[[ RECORDS PROVIDED open ]]

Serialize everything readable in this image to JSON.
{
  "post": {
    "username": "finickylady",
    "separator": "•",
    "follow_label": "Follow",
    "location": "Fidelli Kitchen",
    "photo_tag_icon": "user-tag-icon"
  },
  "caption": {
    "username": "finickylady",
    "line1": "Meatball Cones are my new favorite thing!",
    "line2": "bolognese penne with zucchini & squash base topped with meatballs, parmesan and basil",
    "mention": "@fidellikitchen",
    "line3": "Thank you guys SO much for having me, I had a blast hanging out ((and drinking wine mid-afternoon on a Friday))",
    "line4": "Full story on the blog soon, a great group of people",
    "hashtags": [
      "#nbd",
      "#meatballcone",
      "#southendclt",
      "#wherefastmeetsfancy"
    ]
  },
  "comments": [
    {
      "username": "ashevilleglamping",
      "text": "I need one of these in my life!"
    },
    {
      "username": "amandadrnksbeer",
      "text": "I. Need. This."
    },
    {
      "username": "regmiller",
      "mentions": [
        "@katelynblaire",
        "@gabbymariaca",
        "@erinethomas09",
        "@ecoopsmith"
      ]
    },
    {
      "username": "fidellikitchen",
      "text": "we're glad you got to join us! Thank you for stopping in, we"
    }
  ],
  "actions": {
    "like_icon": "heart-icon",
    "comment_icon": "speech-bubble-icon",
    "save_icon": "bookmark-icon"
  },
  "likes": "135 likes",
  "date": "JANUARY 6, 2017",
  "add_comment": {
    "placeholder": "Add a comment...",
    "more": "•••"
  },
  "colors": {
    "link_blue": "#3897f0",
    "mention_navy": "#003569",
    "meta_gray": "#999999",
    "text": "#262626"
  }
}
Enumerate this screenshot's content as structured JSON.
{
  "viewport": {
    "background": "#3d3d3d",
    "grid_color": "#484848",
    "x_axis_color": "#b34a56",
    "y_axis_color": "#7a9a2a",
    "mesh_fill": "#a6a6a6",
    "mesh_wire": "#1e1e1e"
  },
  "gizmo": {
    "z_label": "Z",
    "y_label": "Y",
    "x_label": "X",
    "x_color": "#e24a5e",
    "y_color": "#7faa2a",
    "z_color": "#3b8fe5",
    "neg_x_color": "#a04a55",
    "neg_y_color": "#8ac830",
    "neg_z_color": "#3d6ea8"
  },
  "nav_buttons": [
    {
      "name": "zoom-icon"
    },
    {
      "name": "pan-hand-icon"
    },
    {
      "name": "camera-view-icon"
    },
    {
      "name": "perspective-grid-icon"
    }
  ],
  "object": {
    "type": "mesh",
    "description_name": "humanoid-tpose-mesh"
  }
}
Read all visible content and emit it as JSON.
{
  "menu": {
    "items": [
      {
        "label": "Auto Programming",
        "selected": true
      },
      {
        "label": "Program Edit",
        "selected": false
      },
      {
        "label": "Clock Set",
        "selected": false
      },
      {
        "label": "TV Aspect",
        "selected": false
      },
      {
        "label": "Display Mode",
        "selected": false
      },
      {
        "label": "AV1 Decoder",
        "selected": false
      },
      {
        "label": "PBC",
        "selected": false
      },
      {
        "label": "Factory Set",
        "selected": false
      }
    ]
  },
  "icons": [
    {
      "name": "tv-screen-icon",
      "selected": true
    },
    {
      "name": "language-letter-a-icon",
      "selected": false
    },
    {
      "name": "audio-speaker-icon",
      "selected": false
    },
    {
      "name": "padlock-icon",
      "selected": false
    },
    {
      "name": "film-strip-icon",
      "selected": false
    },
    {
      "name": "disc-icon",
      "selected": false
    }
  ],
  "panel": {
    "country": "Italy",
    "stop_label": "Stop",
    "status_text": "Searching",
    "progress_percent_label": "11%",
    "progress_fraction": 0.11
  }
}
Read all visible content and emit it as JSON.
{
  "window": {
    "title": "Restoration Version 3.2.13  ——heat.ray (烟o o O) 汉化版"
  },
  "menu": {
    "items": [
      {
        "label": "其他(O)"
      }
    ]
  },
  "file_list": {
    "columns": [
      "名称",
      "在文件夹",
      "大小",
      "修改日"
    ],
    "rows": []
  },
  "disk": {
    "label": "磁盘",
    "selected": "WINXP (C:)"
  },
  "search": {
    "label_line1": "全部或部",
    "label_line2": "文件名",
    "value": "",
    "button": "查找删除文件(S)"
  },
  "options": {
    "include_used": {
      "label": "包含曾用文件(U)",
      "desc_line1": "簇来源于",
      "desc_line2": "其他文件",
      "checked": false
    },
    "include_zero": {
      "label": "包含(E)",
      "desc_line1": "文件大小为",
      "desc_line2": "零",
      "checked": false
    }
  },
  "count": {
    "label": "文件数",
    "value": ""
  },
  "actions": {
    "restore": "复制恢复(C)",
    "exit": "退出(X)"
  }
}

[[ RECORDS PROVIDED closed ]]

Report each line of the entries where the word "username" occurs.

    "username": "finickylady",
    "username": "finickylady",
      "username": "ashevilleglamping",
      "username": "amandadrnksbeer",
      "username": "regmiller",
      "username": "fidellikitchen",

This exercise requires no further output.